This story was started by the Arizona Daily Star and now has now been picked up by KGUN 9. The streetcar costs have already gone over budget and the costs for running it will be drawn from the City's general fund. Over the last 5 years, the City of Tucson has looked to plug holes in it's budget by taking from the exact people who work the hardest to keep the city going. COT employees have endured rising benefit costs, lower pay, elimination of merit increases, furloughs, lay offs and even the elimination of positions. When is enough enough? When will the City of Tucson prioritize correctly and realize that public safety is far more important than any streetcar? It is time for all of us to remind our Mayor and City Council what our prioirities are and exactly what our city budget should be paying for. A streetcar? Suntran? Failing golf courses? New zoo attractions? Below you will find the email addresses for the Mayor, City Manager and City Council. Make your opinion known and make your voice heard. You will also find the City Council Meeting Schedule, they do a "Call to the Audience" at every meeting so you can tell them in person what is most important to you.

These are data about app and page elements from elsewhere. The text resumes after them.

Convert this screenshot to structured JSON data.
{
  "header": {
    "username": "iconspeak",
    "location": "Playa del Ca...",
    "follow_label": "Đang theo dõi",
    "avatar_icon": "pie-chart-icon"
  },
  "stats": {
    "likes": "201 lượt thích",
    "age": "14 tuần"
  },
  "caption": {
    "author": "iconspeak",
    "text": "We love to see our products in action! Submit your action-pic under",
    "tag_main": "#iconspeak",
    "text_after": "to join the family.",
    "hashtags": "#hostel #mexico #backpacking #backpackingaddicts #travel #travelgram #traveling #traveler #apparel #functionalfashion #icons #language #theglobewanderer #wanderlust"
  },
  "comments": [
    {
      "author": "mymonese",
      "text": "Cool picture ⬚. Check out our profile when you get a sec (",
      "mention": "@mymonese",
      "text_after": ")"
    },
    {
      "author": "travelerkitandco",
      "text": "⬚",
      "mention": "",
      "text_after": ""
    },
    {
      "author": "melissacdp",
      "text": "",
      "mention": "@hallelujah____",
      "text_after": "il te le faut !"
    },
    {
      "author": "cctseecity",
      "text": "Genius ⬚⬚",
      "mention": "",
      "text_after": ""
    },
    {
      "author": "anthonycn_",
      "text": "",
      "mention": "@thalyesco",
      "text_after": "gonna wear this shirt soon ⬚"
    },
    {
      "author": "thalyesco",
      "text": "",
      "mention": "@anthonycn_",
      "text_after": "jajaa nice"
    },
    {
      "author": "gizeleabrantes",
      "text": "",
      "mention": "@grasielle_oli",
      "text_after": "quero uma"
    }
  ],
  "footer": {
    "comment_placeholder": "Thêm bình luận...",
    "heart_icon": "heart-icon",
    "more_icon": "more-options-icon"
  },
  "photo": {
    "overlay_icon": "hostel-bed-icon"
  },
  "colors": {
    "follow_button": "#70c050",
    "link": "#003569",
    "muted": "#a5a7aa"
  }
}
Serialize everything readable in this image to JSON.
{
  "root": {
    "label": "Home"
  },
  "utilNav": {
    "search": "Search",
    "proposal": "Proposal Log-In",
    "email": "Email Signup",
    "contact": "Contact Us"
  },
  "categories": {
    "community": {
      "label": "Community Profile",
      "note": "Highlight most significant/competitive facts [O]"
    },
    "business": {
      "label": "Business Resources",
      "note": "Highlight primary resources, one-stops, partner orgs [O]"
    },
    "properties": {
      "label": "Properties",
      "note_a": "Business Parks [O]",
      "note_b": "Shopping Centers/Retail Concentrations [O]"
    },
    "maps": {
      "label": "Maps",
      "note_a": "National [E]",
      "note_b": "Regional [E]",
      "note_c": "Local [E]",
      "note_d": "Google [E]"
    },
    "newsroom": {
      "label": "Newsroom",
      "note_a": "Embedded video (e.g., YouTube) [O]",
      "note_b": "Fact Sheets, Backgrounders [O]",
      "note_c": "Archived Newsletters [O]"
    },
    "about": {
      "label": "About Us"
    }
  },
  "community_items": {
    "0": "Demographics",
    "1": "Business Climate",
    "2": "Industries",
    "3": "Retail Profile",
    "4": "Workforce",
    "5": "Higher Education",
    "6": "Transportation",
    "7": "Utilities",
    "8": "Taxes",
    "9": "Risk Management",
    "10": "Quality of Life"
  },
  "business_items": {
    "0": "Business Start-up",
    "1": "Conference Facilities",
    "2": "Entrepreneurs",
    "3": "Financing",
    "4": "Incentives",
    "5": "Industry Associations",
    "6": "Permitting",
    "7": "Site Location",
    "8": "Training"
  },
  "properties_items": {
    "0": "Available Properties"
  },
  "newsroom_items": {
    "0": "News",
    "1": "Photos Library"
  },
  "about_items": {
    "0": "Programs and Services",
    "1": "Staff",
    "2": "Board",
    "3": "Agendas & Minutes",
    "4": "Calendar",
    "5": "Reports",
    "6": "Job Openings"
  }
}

http://www.kgun9.com/news/local/174696081.html

http://azstarnet.com/news/local/govt-and-politics/st-yr-streetcar-subsidy-is-m/image_03c10d91-10d6-5c46-848f-d417c404e0ef.html

 

Mayor Jonathan Rothschild – [email protected]

City Manager Richard Miranda – [email protected]

Ward 1 Council Member Regina Romero – [email protected]

Ward 2 Council Member Paul Cunningham – [email protected]

Ward 3 Council Member/Vice Mayor Karin Uhlich – [email protected]

Ward 4 Council Member Shirley Scott – [email protected]

Ward 5 Council Member Richard Fimbres – [email protected]

Ward 6 Council Member Steve Kozachik – [email protected]

Upcoming City Council Meetings

Follow this link to get the schedule and rules for the "Call to the Audience"

http://cms3.tucsonaz.gov/files/clerks/2012_revised_meeting_schedule.pdf